Nested Scrolls is very much a meditation on mortality. Considering both your novels Postsingular and Hylozoic deal with the singularity, what's your take on the belief that mortality will be abolished?
Yeah, I nearly died in 2008. An artery in my brain burst. I was out of it for a few days. But then the break healed up, and I was okay. It was like coming back from the dead. I decided that if I was ever going to write my autobio, I'd better do it soon. And at the same time I wrote a novel,Jim and the Flims, about a guy who travels into the afterworld. At first the autobio and the novel were the same book. It took me a couple of months to unravel that. I did two rewrites on Nested Scrolls over the next two years, sanding it down to be perfectly clear and smooth. When I was younger I was more attracted to immortality than I am now. I think I was worried there were various things I might not live to do -- travel, fatherhood, publishing. But now I'm more accepting of death. Nothing lasts. The petals whirl, the leaves fall, the river flows. Why fight it? You get the one lifetime and it's enough. At some point you have to let go. I think people who obsess about becoming immortal are on an ego trip. They don't want to accept that the world will go on just the same without them. Certainly, as technology advances, we'll see people living longer. And, at the more SF end of things, you might look for injectable nanobots to repair your body, or the use of fresh tank-grown clone bodies, or the ability to upload your mind into an artificial android body. I wrote about the last of these in my novel Software, thirty years ago. But in reality I don't see any of these things happening very soon. Recently there's been a lot of hype about the singularity. The word means different things to different people. In a way, we're already well past a singularity, which was the coming of the computers. But some people have a feeling that a really big change is coming very soon. And there's a hope that if you can just hang on for, say, another thirty years, then the nanobot or clone-body or digital-upload version of immortality will be available. Note that many of those spreading this promise are also offering to sell you expensive vitamins to help you hang on. They're selling snake oil. It's a con. The reason I called my recent novel Postsingular was because I wanted to leapfrog past the current wave of bullshit and get out into the raw, energizing zone of all-new cutting-edge SF. There's still a lot of wonderful stuff to explore. We haven't come close to exhausting the riches of this world. Right now I'm starting to plan for a novel I might call The Big Aha. I'm trying to imagine a second psychedelic revolution, one that doesn't involve drugs. Like maybe you use quantum entanglement head-sets to tune into the universal wave function. Or maybe it's just a certain kind of sound. Or -- who knows? We'll see. All these years, and I'm still looking for the big aha.

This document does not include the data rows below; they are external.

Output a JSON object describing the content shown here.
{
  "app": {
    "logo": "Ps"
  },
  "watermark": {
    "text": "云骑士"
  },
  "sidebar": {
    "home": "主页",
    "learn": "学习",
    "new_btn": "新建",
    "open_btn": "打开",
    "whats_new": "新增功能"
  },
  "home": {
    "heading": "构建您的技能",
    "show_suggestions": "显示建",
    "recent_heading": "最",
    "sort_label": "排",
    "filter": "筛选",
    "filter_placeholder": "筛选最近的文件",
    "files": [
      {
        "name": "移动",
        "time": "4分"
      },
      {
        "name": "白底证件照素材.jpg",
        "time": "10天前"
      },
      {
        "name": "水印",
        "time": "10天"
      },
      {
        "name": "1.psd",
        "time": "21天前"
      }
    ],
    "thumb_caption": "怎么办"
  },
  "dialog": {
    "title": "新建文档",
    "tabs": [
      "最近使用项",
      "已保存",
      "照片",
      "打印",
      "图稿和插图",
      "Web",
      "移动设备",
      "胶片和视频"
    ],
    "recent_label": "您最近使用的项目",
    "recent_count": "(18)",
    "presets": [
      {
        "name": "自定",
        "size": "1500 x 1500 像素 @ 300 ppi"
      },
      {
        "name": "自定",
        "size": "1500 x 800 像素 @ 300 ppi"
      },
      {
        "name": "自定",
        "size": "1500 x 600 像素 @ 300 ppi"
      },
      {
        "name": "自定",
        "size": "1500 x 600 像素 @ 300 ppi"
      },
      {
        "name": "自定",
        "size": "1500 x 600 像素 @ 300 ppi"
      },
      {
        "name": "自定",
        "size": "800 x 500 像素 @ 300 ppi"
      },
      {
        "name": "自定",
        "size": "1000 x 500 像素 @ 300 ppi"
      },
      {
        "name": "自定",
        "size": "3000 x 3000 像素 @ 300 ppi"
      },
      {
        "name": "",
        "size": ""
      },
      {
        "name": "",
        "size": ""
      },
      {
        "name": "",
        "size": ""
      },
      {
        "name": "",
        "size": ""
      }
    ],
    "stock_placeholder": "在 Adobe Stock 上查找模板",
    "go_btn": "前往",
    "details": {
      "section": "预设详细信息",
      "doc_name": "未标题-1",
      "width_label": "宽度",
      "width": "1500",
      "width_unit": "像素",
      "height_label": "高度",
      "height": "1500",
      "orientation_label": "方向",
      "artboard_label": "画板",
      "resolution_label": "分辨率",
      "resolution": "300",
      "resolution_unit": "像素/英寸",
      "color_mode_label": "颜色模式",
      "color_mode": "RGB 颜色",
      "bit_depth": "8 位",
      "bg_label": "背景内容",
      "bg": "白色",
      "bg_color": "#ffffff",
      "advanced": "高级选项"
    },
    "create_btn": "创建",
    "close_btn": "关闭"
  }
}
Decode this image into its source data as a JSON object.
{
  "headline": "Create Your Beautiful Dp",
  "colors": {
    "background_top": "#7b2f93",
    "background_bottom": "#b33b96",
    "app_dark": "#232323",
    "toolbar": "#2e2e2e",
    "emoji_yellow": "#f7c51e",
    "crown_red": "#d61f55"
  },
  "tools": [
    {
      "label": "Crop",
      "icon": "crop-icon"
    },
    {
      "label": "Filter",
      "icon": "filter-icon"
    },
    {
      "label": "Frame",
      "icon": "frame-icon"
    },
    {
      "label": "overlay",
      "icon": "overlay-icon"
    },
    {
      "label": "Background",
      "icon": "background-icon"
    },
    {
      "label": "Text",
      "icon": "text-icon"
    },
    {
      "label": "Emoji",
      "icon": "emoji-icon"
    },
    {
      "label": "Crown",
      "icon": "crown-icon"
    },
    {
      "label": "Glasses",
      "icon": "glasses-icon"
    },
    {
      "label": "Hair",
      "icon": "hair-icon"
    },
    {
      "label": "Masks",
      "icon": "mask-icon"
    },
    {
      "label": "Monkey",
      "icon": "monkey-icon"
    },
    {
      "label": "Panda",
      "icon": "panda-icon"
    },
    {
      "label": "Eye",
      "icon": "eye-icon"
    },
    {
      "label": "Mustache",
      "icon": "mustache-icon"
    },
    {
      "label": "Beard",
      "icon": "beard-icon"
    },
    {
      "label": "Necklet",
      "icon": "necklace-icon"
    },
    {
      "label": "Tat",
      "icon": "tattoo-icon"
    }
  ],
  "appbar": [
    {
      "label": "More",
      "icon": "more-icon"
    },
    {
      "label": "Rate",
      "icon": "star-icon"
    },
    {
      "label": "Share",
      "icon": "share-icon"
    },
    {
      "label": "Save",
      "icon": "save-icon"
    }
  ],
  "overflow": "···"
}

Brendan Byrne's fiction has appeared in FLURB, his nonfiction in Strange Horizons, The Brooklyn Rail, and Rhizome. His novella The Showing of the Instruments was published in 2011 by Phone Booth Press.